■ Data for processing
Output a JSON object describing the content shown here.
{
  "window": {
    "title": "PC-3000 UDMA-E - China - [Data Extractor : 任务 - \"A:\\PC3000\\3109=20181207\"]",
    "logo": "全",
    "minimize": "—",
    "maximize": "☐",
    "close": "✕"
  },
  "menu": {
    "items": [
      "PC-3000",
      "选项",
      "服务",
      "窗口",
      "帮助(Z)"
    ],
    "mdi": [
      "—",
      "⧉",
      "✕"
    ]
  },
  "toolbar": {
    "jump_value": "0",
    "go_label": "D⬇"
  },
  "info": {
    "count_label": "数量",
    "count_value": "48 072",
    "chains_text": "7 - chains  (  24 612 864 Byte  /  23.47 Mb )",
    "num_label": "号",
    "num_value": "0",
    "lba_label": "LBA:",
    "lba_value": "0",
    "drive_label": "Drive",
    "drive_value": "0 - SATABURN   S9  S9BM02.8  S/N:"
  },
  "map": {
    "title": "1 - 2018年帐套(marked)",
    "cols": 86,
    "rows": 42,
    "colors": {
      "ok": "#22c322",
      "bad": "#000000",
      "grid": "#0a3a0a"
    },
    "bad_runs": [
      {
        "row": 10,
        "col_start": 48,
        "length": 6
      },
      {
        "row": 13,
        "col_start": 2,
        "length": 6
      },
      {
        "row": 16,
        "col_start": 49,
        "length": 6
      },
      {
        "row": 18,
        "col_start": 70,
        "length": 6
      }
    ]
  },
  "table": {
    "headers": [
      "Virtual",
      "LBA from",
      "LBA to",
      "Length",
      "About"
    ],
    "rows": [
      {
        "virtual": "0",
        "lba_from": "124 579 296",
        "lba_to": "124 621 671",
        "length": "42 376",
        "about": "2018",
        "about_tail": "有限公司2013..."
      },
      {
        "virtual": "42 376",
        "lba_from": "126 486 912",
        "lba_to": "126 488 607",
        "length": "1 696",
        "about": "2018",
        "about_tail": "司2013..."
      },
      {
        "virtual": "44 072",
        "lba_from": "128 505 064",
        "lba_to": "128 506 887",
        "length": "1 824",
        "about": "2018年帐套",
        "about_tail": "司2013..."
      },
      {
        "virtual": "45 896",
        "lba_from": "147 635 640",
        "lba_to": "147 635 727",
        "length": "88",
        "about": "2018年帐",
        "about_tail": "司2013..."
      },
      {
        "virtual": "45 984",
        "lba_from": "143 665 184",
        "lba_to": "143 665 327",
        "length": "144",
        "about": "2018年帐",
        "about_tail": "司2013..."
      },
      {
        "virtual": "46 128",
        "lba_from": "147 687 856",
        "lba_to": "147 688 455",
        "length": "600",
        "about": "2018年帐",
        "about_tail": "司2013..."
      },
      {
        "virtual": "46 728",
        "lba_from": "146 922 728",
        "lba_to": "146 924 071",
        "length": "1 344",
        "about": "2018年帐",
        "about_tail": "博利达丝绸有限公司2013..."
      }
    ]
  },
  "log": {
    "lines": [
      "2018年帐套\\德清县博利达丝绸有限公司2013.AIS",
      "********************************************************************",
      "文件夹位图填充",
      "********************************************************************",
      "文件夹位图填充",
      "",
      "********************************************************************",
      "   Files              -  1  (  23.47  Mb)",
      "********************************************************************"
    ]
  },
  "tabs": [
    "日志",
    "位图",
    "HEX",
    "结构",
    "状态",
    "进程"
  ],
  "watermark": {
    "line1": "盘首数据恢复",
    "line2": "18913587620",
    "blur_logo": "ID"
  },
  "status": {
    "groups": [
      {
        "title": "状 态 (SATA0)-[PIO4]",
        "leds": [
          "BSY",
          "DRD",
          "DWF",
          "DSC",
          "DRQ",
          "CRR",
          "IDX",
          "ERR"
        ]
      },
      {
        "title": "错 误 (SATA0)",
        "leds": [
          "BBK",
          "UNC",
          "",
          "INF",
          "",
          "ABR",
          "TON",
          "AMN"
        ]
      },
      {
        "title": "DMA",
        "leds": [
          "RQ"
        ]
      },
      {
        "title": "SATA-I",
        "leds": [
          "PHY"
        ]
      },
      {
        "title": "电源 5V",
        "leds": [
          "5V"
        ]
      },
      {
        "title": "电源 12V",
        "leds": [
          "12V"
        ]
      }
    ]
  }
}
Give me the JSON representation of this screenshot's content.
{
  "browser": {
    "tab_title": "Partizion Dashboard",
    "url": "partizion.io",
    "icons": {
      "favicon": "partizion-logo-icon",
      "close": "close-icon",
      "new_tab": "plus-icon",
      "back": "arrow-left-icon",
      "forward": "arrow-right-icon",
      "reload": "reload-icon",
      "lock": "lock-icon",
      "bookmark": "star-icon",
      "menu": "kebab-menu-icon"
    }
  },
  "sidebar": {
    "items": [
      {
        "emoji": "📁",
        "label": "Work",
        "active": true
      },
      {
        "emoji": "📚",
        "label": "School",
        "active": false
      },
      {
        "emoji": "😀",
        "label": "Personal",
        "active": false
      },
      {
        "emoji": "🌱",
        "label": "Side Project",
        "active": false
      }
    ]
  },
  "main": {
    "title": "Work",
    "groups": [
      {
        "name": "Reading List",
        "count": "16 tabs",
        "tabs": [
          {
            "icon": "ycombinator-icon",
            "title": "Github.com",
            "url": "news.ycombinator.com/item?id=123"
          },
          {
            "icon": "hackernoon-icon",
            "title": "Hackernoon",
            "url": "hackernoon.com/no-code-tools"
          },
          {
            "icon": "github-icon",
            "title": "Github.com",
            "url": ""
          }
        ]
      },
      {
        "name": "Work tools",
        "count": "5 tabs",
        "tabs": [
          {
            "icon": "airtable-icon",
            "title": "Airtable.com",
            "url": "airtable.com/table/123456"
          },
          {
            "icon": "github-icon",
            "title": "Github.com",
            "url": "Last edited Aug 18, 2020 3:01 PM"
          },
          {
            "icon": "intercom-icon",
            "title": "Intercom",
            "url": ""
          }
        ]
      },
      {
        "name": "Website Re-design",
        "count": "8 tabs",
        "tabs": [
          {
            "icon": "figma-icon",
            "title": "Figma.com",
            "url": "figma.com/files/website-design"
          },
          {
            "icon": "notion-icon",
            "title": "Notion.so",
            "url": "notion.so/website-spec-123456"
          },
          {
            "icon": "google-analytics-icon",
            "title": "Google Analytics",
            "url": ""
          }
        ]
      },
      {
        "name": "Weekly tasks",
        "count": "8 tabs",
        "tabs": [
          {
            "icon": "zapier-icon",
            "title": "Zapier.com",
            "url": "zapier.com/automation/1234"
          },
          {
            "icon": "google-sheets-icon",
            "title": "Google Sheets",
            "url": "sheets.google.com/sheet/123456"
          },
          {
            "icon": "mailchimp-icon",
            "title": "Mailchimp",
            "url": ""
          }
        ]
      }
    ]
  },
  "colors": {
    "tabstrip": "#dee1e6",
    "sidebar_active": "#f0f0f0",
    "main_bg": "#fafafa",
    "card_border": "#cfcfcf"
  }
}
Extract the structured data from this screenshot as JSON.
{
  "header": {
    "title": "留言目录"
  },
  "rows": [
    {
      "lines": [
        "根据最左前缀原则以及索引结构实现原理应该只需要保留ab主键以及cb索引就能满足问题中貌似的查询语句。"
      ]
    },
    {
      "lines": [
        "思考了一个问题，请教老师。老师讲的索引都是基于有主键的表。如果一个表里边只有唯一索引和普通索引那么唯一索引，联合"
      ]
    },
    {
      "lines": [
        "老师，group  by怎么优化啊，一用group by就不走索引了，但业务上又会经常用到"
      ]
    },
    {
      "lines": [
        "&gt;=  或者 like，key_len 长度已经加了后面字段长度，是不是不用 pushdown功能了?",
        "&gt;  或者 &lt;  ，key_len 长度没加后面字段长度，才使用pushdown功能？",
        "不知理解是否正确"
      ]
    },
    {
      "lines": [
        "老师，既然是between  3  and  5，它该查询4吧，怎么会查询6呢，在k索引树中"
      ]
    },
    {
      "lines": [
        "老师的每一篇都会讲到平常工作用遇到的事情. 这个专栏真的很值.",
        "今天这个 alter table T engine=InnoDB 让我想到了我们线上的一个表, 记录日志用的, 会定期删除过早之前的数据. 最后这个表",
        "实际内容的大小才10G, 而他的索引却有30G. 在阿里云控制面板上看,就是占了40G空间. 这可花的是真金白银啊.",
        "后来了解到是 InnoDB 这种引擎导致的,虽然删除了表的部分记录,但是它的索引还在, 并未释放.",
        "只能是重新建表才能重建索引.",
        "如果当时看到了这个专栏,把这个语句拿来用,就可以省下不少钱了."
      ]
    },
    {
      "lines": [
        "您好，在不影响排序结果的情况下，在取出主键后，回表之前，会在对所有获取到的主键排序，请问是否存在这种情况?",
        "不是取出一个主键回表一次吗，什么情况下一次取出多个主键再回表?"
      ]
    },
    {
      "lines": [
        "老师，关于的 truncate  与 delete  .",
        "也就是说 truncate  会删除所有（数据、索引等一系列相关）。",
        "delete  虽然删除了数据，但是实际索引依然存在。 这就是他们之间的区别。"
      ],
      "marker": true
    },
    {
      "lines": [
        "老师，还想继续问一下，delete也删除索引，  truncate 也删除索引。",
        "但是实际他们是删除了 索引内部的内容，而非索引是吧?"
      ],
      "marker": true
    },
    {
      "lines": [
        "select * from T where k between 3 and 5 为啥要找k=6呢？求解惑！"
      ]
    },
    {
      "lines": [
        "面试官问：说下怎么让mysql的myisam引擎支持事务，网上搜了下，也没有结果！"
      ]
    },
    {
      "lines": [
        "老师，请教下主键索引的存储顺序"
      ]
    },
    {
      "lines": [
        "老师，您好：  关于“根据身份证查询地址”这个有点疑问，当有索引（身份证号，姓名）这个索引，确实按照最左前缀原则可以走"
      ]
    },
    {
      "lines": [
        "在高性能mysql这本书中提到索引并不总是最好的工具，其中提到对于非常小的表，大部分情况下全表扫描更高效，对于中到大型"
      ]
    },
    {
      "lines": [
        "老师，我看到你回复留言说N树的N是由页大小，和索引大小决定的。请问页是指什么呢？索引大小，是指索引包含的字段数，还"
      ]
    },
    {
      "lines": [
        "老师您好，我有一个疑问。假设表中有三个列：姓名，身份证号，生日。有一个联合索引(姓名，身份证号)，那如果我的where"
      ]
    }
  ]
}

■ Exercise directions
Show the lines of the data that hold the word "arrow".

■ Response to this exercise
      "back": "arrow-left-icon",
      "forward": "arrow-right-icon",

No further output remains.